▶ **Problem to solve**: Output a character-exact copy of the data, images removed.

[Supplied information Boundary: Start]

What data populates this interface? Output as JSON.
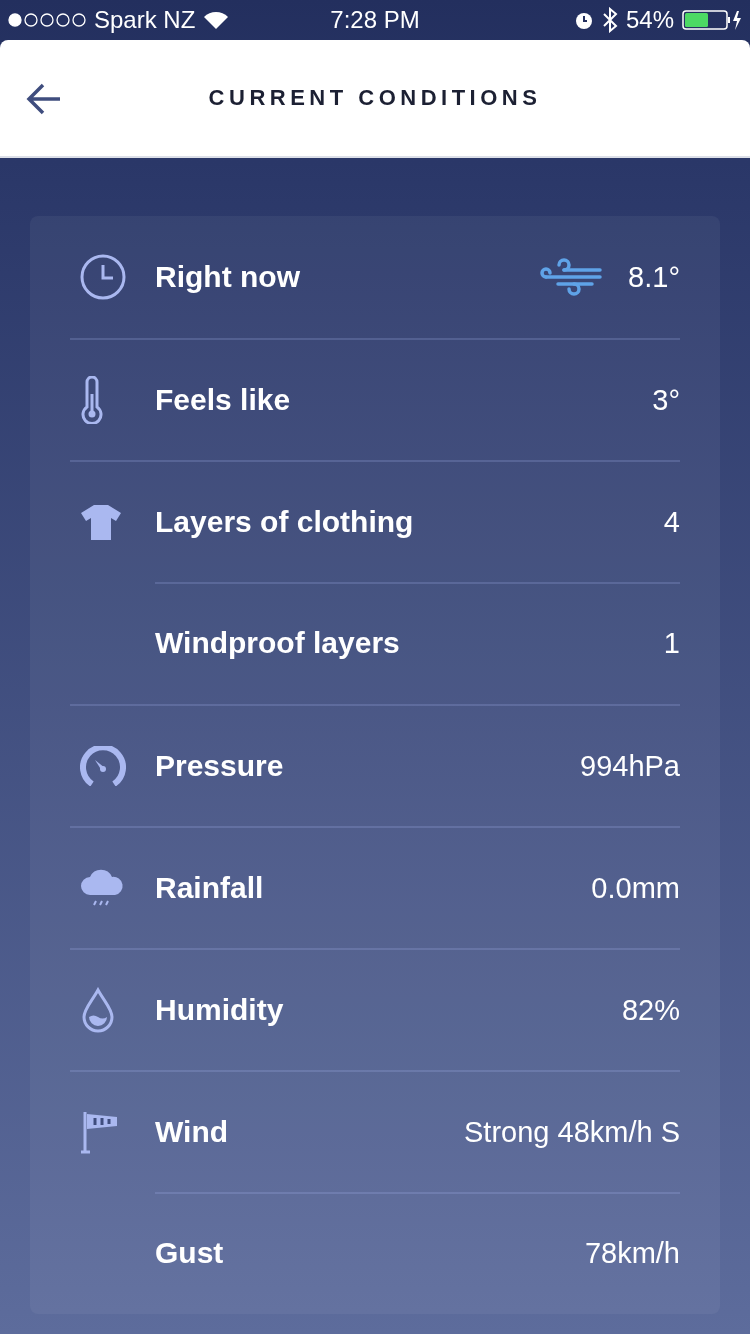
{
  "status_bar": {
    "carrier": "Spark NZ",
    "time": "7:28 PM",
    "battery": "54%"
  },
  "header": {
    "title": "CURRENT CONDITIONS"
  },
  "rows": [
    {
      "label": "Right now",
      "value": "8.1°",
      "sub": false
    },
    {
      "label": "Feels like",
      "value": "3°",
      "sub": false
    },
    {
      "label": "Layers of clothing",
      "value": "4",
      "sub": false
    },
    {
      "label": "Windproof layers",
      "value": "1",
      "sub": true
    },
    {
      "label": "Pressure",
      "value": "994hPa",
      "sub": false
    },
    {
      "label": "Rainfall",
      "value": "0.0mm",
      "sub": false
    },
    {
      "label": "Humidity",
      "value": "82%",
      "sub": false
    },
    {
      "label": "Wind",
      "value": "Strong 48km/h S",
      "sub": false
    },
    {
      "label": "Gust",
      "value": "78km/h",
      "sub": true
    }
  ]
}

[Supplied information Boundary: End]

▶ **Response**:
What data populates this interface? Output as JSON.
{
  "status_bar": {
    "carrier": "Spark NZ",
    "time": "7:28 PM",
    "battery": "54%"
  },
  "header": {
    "title": "CURRENT CONDITIONS"
  },
  "rows": [
    {
      "label": "Right now",
      "value": "8.1°",
      "sub": false
    },
    {
      "label": "Feels like",
      "value": "3°",
      "sub": false
    },
    {
      "label": "Layers of clothing",
      "value": "4",
      "sub": false
    },
    {
      "label": "Windproof layers",
      "value": "1",
      "sub": true
    },
    {
      "label": "Pressure",
      "value": "994hPa",
      "sub": false
    },
    {
      "label": "Rainfall",
      "value": "0.0mm",
      "sub": false
    },
    {
      "label": "Humidity",
      "value": "82%",
      "sub": false
    },
    {
      "label": "Wind",
      "value": "Strong 48km/h S",
      "sub": false
    },
    {
      "label": "Gust",
      "value": "78km/h",
      "sub": true
    }
  ]
}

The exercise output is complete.